[The records Boundary: Start]

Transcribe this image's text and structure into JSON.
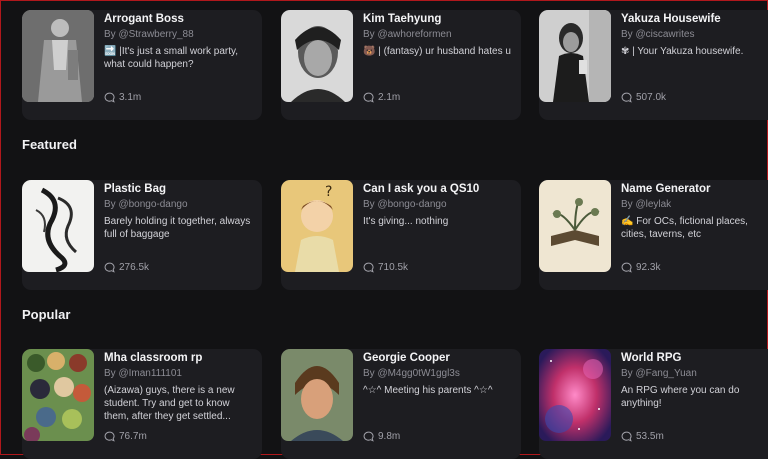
{
  "sections": {
    "featured": "Featured",
    "popular": "Popular"
  },
  "rows": [
    [
      {
        "title": "Arrogant Boss",
        "author": "By @Strawberry_88",
        "desc": "🔜 |It's just a small work party, what could happen?",
        "count": "3.1m",
        "image": "man-in-suit"
      },
      {
        "title": "Kim Taehyung",
        "author": "By @awhoreformen",
        "desc": "🐻 | (fantasy) ur husband hates u",
        "count": "2.1m",
        "image": "portrait-bw"
      },
      {
        "title": "Yakuza Housewife",
        "author": "By @ciscawrites",
        "desc": "✾ | Your Yakuza housewife.",
        "count": "507.0k",
        "image": "bw-figure"
      }
    ],
    [
      {
        "title": "Plastic Bag",
        "author": "By @bongo-dango",
        "desc": "Barely holding it together, always full of baggage",
        "count": "276.5k",
        "image": "ink-sketch"
      },
      {
        "title": "Can I ask you a QS10",
        "author": "By @bongo-dango",
        "desc": "It's giving... nothing",
        "count": "710.5k",
        "image": "cartoon-boy"
      },
      {
        "title": "Name Generator",
        "author": "By @leylak",
        "desc": "✍ For OCs, fictional places, cities, taverns, etc",
        "count": "92.3k",
        "image": "book-illustration"
      }
    ],
    [
      {
        "title": "Mha classroom rp",
        "author": "By @Iman111101",
        "desc": "(Aizawa) guys, there is a new student. Try and get to know them, after they get settled...",
        "count": "76.7m",
        "image": "anime-group"
      },
      {
        "title": "Georgie Cooper",
        "author": "By @M4gg0tW1ggl3s",
        "desc": "^☆^ Meeting his parents ^☆^",
        "count": "9.8m",
        "image": "young-man"
      },
      {
        "title": "World RPG",
        "author": "By @Fang_Yuan",
        "desc": "An RPG where you can do anything!",
        "count": "53.5m",
        "image": "nebula"
      }
    ]
  ],
  "icons": {
    "stat": "chat-bubble-icon"
  },
  "colors": {
    "background": "#121214",
    "card": "#1d1d21",
    "border": "#b0181c"
  }
}
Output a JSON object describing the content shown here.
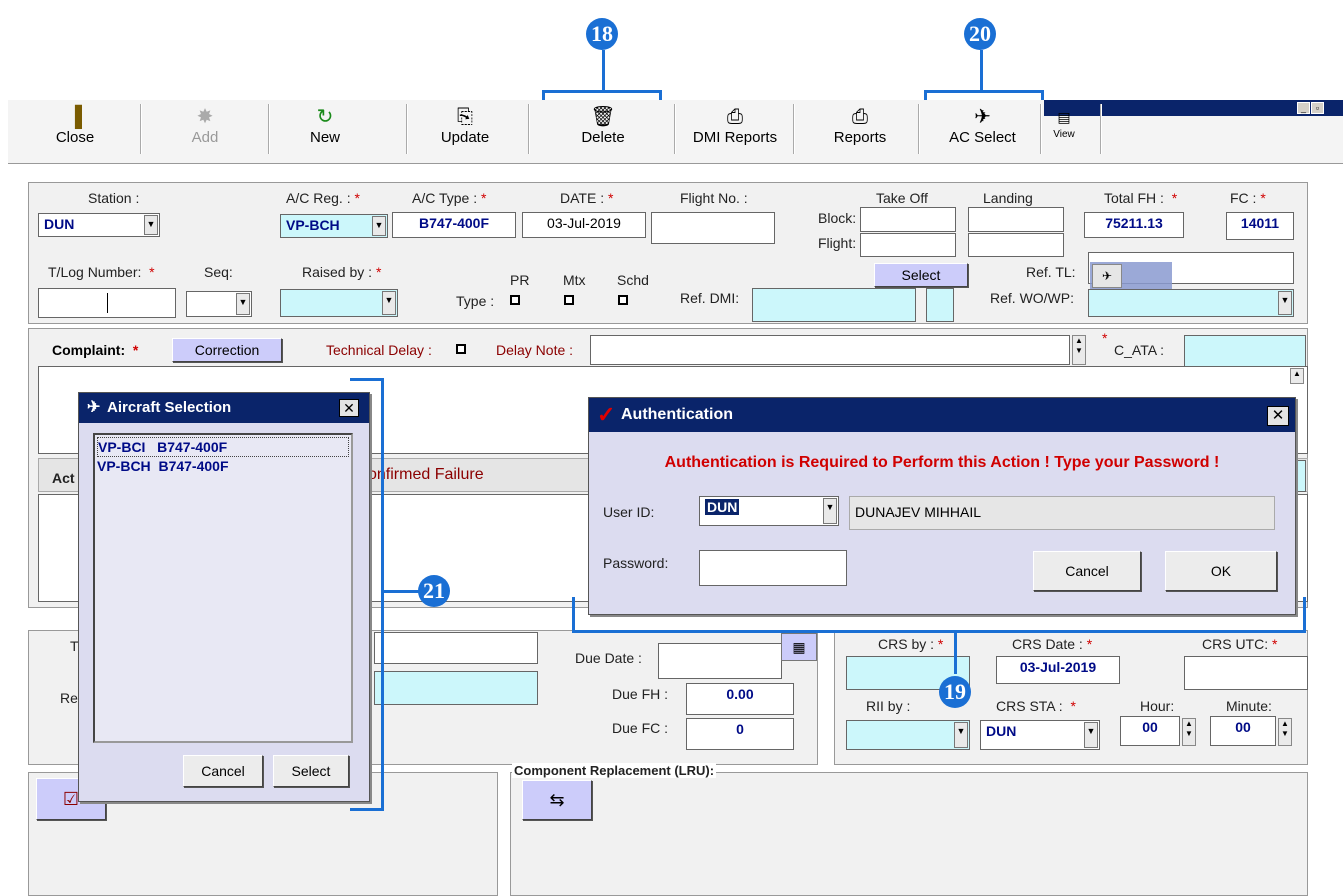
{
  "callouts": {
    "c18": "18",
    "c19": "19",
    "c20": "20",
    "c21": "21"
  },
  "toolbar": {
    "close": "Close",
    "add": "Add",
    "new": "New",
    "update": "Update",
    "delete": "Delete",
    "dmi_reports": "DMI Reports",
    "reports": "Reports",
    "ac_select": "AC Select",
    "view": "View"
  },
  "header": {
    "station_label": "Station :",
    "station_value": "DUN",
    "acreg_label": "A/C Reg. :",
    "acreg_value": "VP-BCH",
    "actype_label": "A/C Type :",
    "actype_value": "B747-400F",
    "date_label": "DATE :",
    "date_value": "03-Jul-2019",
    "flightno_label": "Flight No. :",
    "takeoff_label": "Take Off",
    "landing_label": "Landing",
    "block_label": "Block:",
    "flight_label": "Flight:",
    "totalfh_label": "Total FH :",
    "totalfh_value": "75211.13",
    "fc_label": "FC :",
    "fc_value": "14011",
    "tlog_label": "T/Log Number:",
    "seq_label": "Seq:",
    "raisedby_label": "Raised by :",
    "pr_label": "PR",
    "mtx_label": "Mtx",
    "schd_label": "Schd",
    "type_label": "Type :",
    "select_label": "Select",
    "refdmi_label": "Ref. DMI:",
    "reftl_label": "Ref. TL:",
    "refwo_label": "Ref. WO/WP:"
  },
  "complaint": {
    "label": "Complaint:",
    "correction": "Correction",
    "tech_delay": "Technical Delay :",
    "delay_note": "Delay Note :",
    "c_ata": "C_ATA :"
  },
  "action": {
    "label_partial": "Act",
    "confirmed": "confirmed Failure"
  },
  "lower": {
    "t_partial": "T",
    "re_partial": "Re",
    "due_date": "Due Date :",
    "due_fh": "Due FH :",
    "due_fh_value": "0.00",
    "due_fc": "Due FC :",
    "due_fc_value": "0",
    "crs_by": "CRS by :",
    "crs_date": "CRS Date :",
    "crs_date_value": "03-Jul-2019",
    "crs_utc": "CRS UTC:",
    "rii_by": "RII by :",
    "crs_sta": "CRS STA :",
    "crs_sta_value": "DUN",
    "hour": "Hour:",
    "hour_value": "00",
    "minute": "Minute:",
    "minute_value": "00",
    "component_replacement": "Component Replacement (LRU):"
  },
  "aircraft_dialog": {
    "title": "Aircraft Selection",
    "rows": [
      {
        "reg": "VP-BCI",
        "type": "B747-400F"
      },
      {
        "reg": "VP-BCH",
        "type": "B747-400F"
      }
    ],
    "cancel": "Cancel",
    "select": "Select"
  },
  "auth_dialog": {
    "title": "Authentication",
    "message": "Authentication is Required to Perform this Action ! Type your Password !",
    "user_id_label": "User ID:",
    "user_id_value": "DUN",
    "user_name": "DUNAJEV MIHHAIL",
    "password_label": "Password:",
    "cancel": "Cancel",
    "ok": "OK"
  },
  "colors": {
    "callout": "#1a6fd4",
    "titlebar": "#0a246a",
    "required": "#d00000",
    "cyan_field": "#ccf7fb",
    "dialog_bg": "#dcdcf0"
  }
}
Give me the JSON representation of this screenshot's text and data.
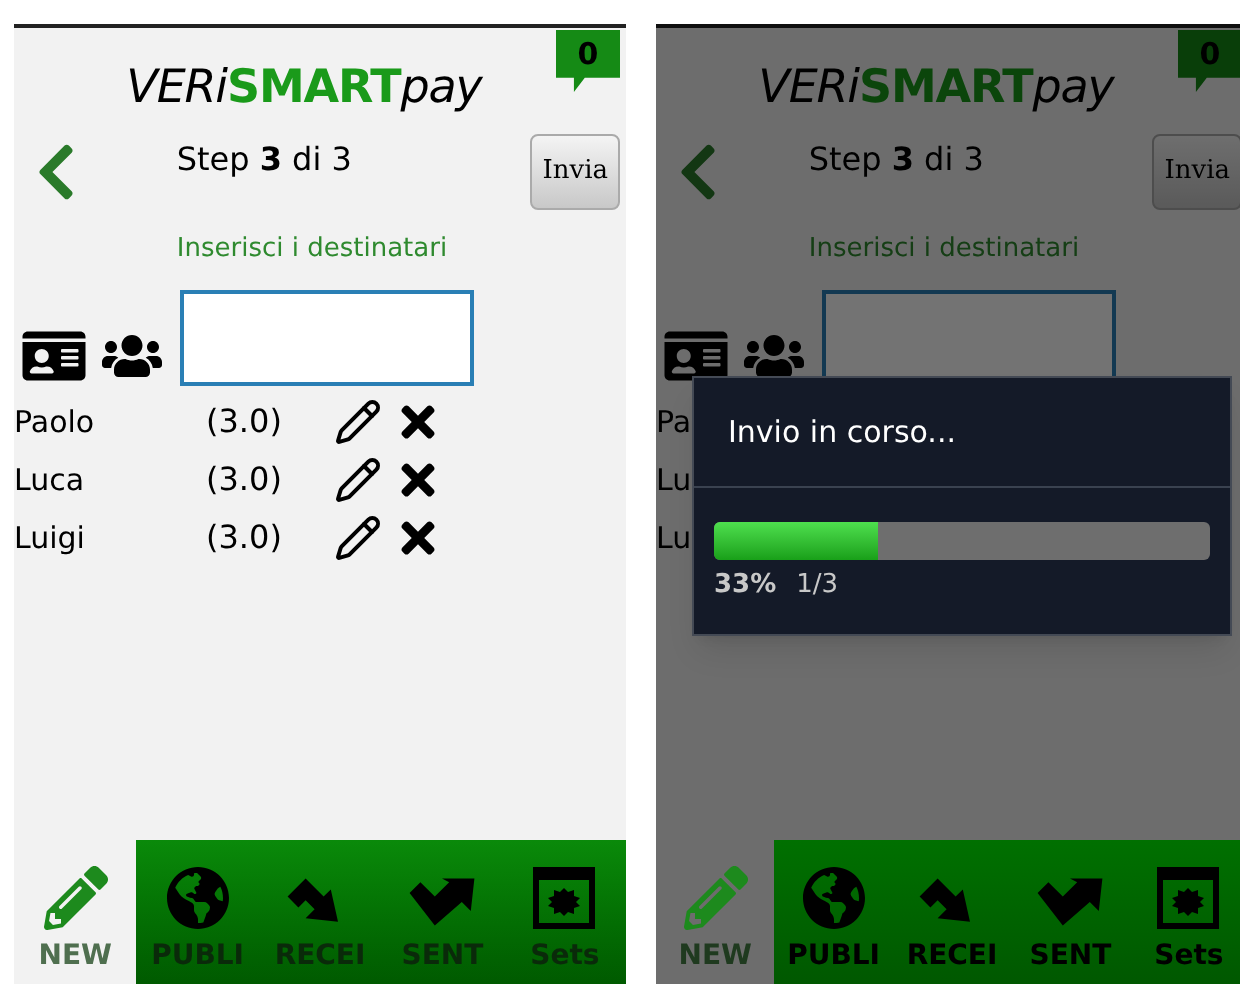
{
  "screens": [
    {
      "logo": {
        "prefix": "VERi",
        "highlight": "SMART",
        "suffix": "pay"
      },
      "badge": "0",
      "step": "Step **3** di 3",
      "send_button": "Invia",
      "hint": "Inserisci i destinatari",
      "contacts": [
        {
          "name": "Paolo",
          "score": "(3.0)"
        },
        {
          "name": "Luca",
          "score": "(3.0)"
        },
        {
          "name": "Luigi",
          "score": "(3.0)"
        }
      ],
      "nav_tabs": [
        {
          "label": "NEW",
          "selected": true
        },
        {
          "label": "PUBLI",
          "selected": false
        },
        {
          "label": "RECEI",
          "selected": false
        },
        {
          "label": "SENT",
          "selected": false
        },
        {
          "label": "Sets",
          "selected": false
        }
      ]
    },
    {
      "logo": {
        "prefix": "VERi",
        "highlight": "SMART",
        "suffix": "pay"
      },
      "badge": "0",
      "step": "Step **3** di 3",
      "send_button": "Invia",
      "hint": "Inserisci i destinatari",
      "contacts": [
        {
          "name": "Pa"
        },
        {
          "name": "Lu"
        },
        {
          "name": "Lu"
        }
      ],
      "nav_tabs": [
        {
          "label": "NEW",
          "selected": true
        },
        {
          "label": "PUBLI",
          "selected": false
        },
        {
          "label": "RECEI",
          "selected": false
        },
        {
          "label": "SENT",
          "selected": false
        },
        {
          "label": "Sets",
          "selected": false
        }
      ],
      "dialog": {
        "title": "Invio in corso...",
        "level": 0.33,
        "percent": "33%",
        "count": "1/3"
      }
    }
  ]
}
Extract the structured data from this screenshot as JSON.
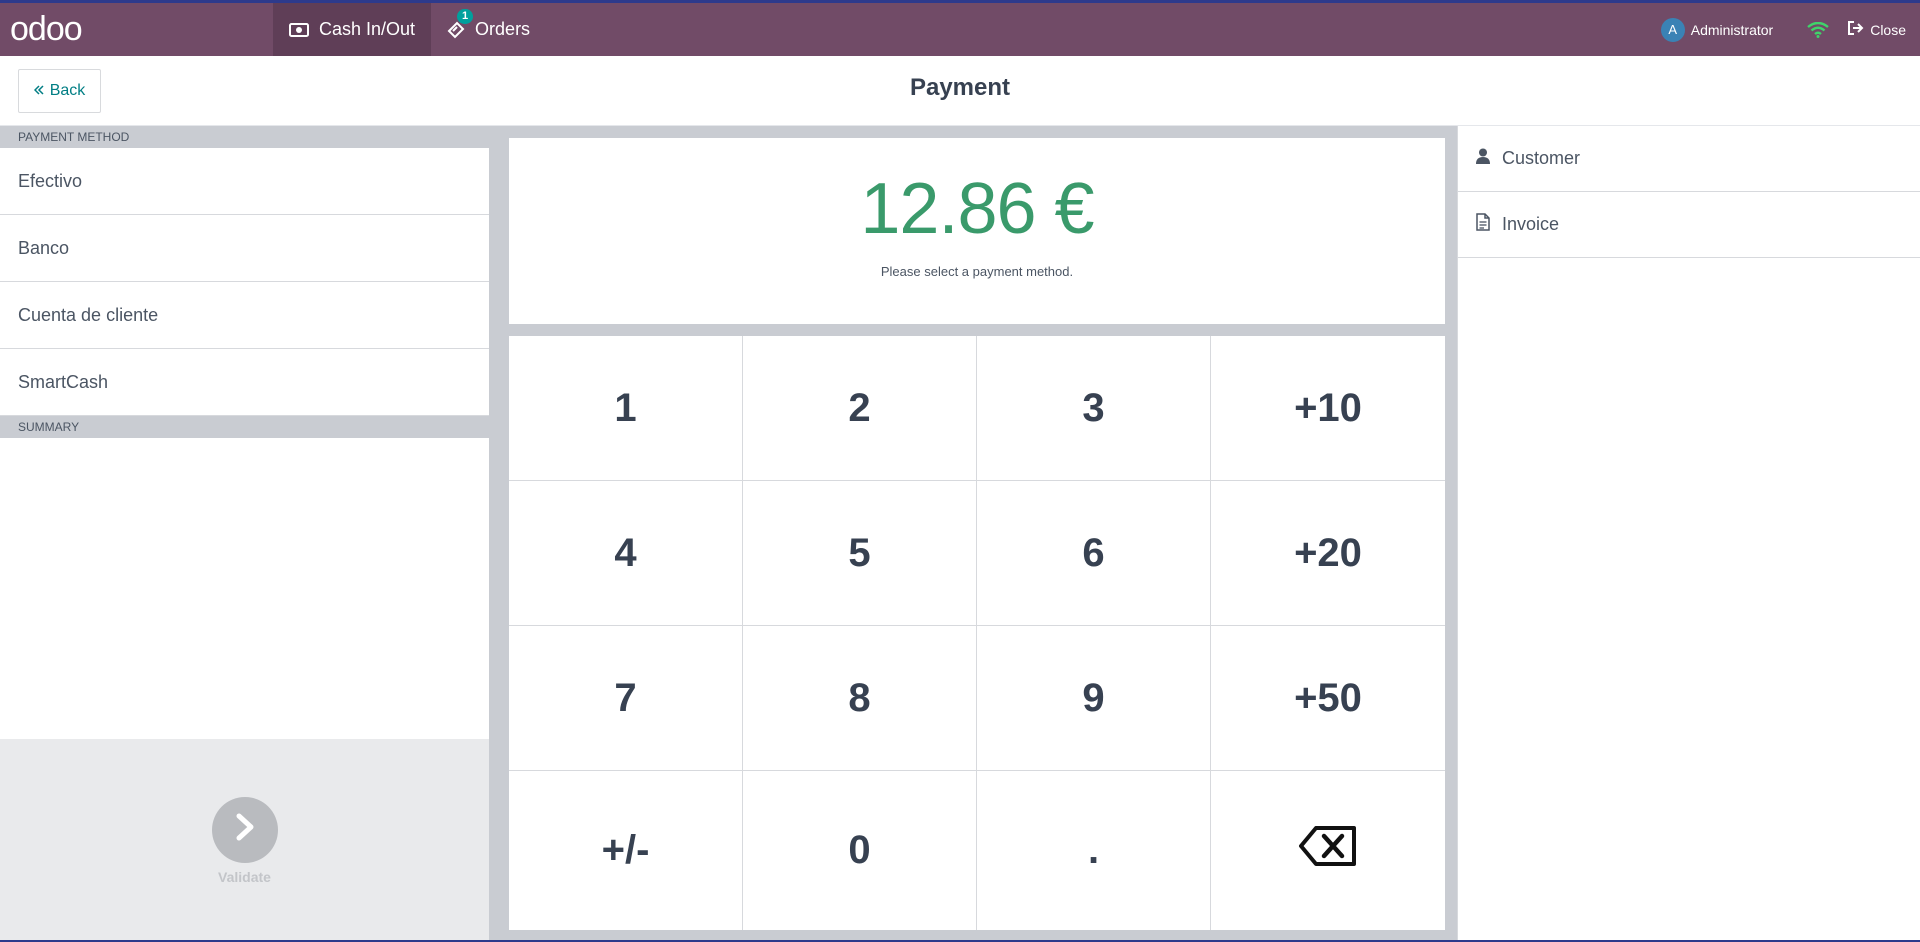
{
  "app": {
    "logo_text": "odoo",
    "brand_color": "#714b67",
    "accent_color": "#017e84"
  },
  "topbar": {
    "cash_in_out_label": "Cash In/Out",
    "orders_label": "Orders",
    "orders_badge": "1",
    "user_initial": "A",
    "user_name": "Administrator",
    "close_label": "Close"
  },
  "header": {
    "back_label": "Back",
    "title": "Payment"
  },
  "left": {
    "payment_method_title": "PAYMENT METHOD",
    "payment_methods": [
      "Efectivo",
      "Banco",
      "Cuenta de cliente",
      "SmartCash"
    ],
    "summary_title": "SUMMARY",
    "validate_label": "Validate"
  },
  "center": {
    "amount": "12.86 €",
    "amount_color": "#3a9a6b",
    "hint": "Please select a payment method.",
    "keys": [
      "1",
      "2",
      "3",
      "+10",
      "4",
      "5",
      "6",
      "+20",
      "7",
      "8",
      "9",
      "+50",
      "+/-",
      "0",
      ".",
      "backspace-icon"
    ]
  },
  "right": {
    "customer_label": "Customer",
    "invoice_label": "Invoice"
  }
}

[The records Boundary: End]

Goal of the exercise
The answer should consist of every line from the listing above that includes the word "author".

Answer space
        "author": "By @Strawberry_88",
        "author": "By @awhoreformen",
        "author": "By @ciscawrites",
        "author": "By @bongo-dango",
        "author": "By @bongo-dango",
        "author": "By @leylak",
        "author": "By @Iman111101",
        "author": "By @M4gg0tW1ggl3s",
        "author": "By @Fang_Yuan",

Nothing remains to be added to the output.